The task: Repeat the records below in their entirety, exactly.
*** Begin section ***
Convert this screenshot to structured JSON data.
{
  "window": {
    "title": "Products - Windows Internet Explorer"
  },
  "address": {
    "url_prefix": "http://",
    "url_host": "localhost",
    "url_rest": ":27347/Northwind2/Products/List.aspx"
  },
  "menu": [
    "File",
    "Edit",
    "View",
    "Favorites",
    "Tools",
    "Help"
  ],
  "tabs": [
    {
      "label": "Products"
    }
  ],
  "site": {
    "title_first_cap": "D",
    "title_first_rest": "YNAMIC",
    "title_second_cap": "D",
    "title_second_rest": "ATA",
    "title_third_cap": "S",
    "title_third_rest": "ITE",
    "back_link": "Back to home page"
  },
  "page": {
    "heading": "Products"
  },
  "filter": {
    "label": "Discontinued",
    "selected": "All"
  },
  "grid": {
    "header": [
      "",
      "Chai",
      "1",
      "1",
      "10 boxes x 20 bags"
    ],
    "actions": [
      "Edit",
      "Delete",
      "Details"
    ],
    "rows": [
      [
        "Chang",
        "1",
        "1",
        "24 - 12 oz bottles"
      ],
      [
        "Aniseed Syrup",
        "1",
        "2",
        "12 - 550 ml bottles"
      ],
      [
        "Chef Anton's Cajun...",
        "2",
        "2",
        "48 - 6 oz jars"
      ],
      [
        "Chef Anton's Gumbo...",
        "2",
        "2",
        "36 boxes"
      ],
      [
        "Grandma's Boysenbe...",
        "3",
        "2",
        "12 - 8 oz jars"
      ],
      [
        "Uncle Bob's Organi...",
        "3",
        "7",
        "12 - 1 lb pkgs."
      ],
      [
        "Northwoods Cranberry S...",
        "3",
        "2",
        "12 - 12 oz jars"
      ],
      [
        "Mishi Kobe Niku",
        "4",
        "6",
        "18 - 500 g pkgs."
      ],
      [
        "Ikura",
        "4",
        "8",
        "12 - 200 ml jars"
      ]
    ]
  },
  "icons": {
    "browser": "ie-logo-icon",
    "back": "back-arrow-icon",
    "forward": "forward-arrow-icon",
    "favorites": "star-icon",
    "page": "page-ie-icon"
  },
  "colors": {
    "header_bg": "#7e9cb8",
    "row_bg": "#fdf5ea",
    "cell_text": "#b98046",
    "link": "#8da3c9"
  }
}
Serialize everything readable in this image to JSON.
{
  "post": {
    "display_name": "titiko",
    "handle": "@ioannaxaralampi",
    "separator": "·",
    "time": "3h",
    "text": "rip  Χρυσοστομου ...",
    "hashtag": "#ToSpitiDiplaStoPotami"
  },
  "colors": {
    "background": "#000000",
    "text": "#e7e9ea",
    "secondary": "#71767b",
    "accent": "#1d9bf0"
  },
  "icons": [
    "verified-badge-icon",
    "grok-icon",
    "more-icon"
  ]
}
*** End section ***
The completed task:
Convert this screenshot to structured JSON data.
{
  "window": {
    "title": "Products - Windows Internet Explorer"
  },
  "address": {
    "url_prefix": "http://",
    "url_host": "localhost",
    "url_rest": ":27347/Northwind2/Products/List.aspx"
  },
  "menu": [
    "File",
    "Edit",
    "View",
    "Favorites",
    "Tools",
    "Help"
  ],
  "tabs": [
    {
      "label": "Products"
    }
  ],
  "site": {
    "title_first_cap": "D",
    "title_first_rest": "YNAMIC",
    "title_second_cap": "D",
    "title_second_rest": "ATA",
    "title_third_cap": "S",
    "title_third_rest": "ITE",
    "back_link": "Back to home page"
  },
  "page": {
    "heading": "Products"
  },
  "filter": {
    "label": "Discontinued",
    "selected": "All"
  },
  "grid": {
    "header": [
      "",
      "Chai",
      "1",
      "1",
      "10 boxes x 20 bags"
    ],
    "actions": [
      "Edit",
      "Delete",
      "Details"
    ],
    "rows": [
      [
        "Chang",
        "1",
        "1",
        "24 - 12 oz bottles"
      ],
      [
        "Aniseed Syrup",
        "1",
        "2",
        "12 - 550 ml bottles"
      ],
      [
        "Chef Anton's Cajun...",
        "2",
        "2",
        "48 - 6 oz jars"
      ],
      [
        "Chef Anton's Gumbo...",
        "2",
        "2",
        "36 boxes"
      ],
      [
        "Grandma's Boysenbe...",
        "3",
        "2",
        "12 - 8 oz jars"
      ],
      [
        "Uncle Bob's Organi...",
        "3",
        "7",
        "12 - 1 lb pkgs."
      ],
      [
        "Northwoods Cranberry S...",
        "3",
        "2",
        "12 - 12 oz jars"
      ],
      [
        "Mishi Kobe Niku",
        "4",
        "6",
        "18 - 500 g pkgs."
      ],
      [
        "Ikura",
        "4",
        "8",
        "12 - 200 ml jars"
      ]
    ]
  },
  "icons": {
    "browser": "ie-logo-icon",
    "back": "back-arrow-icon",
    "forward": "forward-arrow-icon",
    "favorites": "star-icon",
    "page": "page-ie-icon"
  },
  "colors": {
    "header_bg": "#7e9cb8",
    "row_bg": "#fdf5ea",
    "cell_text": "#b98046",
    "link": "#8da3c9"
  }
}
Serialize everything readable in this image to JSON.
{
  "post": {
    "display_name": "titiko",
    "handle": "@ioannaxaralampi",
    "separator": "·",
    "time": "3h",
    "text": "rip  Χρυσοστομου ...",
    "hashtag": "#ToSpitiDiplaStoPotami"
  },
  "colors": {
    "background": "#000000",
    "text": "#e7e9ea",
    "secondary": "#71767b",
    "accent": "#1d9bf0"
  },
  "icons": [
    "verified-badge-icon",
    "grok-icon",
    "more-icon"
  ]
}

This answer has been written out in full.